→ **PROBLEM DESCRIPTION**:
Reproduce every record exactly as written.

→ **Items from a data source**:
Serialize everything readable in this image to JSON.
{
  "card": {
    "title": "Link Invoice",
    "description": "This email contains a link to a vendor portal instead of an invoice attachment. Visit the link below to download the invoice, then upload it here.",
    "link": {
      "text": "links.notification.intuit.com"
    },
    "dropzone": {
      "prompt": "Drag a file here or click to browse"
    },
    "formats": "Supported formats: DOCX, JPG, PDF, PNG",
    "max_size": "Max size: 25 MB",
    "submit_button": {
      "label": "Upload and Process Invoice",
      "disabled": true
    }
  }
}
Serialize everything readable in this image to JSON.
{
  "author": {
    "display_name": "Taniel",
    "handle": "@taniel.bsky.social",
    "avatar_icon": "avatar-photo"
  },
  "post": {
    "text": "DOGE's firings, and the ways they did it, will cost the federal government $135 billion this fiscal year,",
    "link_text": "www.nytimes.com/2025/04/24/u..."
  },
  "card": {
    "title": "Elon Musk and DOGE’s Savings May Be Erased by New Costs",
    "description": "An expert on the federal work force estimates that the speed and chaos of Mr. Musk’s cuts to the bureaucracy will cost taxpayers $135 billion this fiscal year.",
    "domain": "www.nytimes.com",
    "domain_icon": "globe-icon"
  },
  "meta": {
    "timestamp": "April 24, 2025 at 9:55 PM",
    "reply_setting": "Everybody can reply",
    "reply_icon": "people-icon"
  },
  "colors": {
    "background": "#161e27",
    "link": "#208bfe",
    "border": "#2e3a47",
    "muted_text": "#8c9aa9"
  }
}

→ **TASK ANSWER**:
Serialize everything readable in this image to JSON.
{
  "card": {
    "title": "Link Invoice",
    "description": "This email contains a link to a vendor portal instead of an invoice attachment. Visit the link below to download the invoice, then upload it here.",
    "link": {
      "text": "links.notification.intuit.com"
    },
    "dropzone": {
      "prompt": "Drag a file here or click to browse"
    },
    "formats": "Supported formats: DOCX, JPG, PDF, PNG",
    "max_size": "Max size: 25 MB",
    "submit_button": {
      "label": "Upload and Process Invoice",
      "disabled": true
    }
  }
}
Serialize everything readable in this image to JSON.
{
  "author": {
    "display_name": "Taniel",
    "handle": "@taniel.bsky.social",
    "avatar_icon": "avatar-photo"
  },
  "post": {
    "text": "DOGE's firings, and the ways they did it, will cost the federal government $135 billion this fiscal year,",
    "link_text": "www.nytimes.com/2025/04/24/u..."
  },
  "card": {
    "title": "Elon Musk and DOGE’s Savings May Be Erased by New Costs",
    "description": "An expert on the federal work force estimates that the speed and chaos of Mr. Musk’s cuts to the bureaucracy will cost taxpayers $135 billion this fiscal year.",
    "domain": "www.nytimes.com",
    "domain_icon": "globe-icon"
  },
  "meta": {
    "timestamp": "April 24, 2025 at 9:55 PM",
    "reply_setting": "Everybody can reply",
    "reply_icon": "people-icon"
  },
  "colors": {
    "background": "#161e27",
    "link": "#208bfe",
    "border": "#2e3a47",
    "muted_text": "#8c9aa9"
  }
}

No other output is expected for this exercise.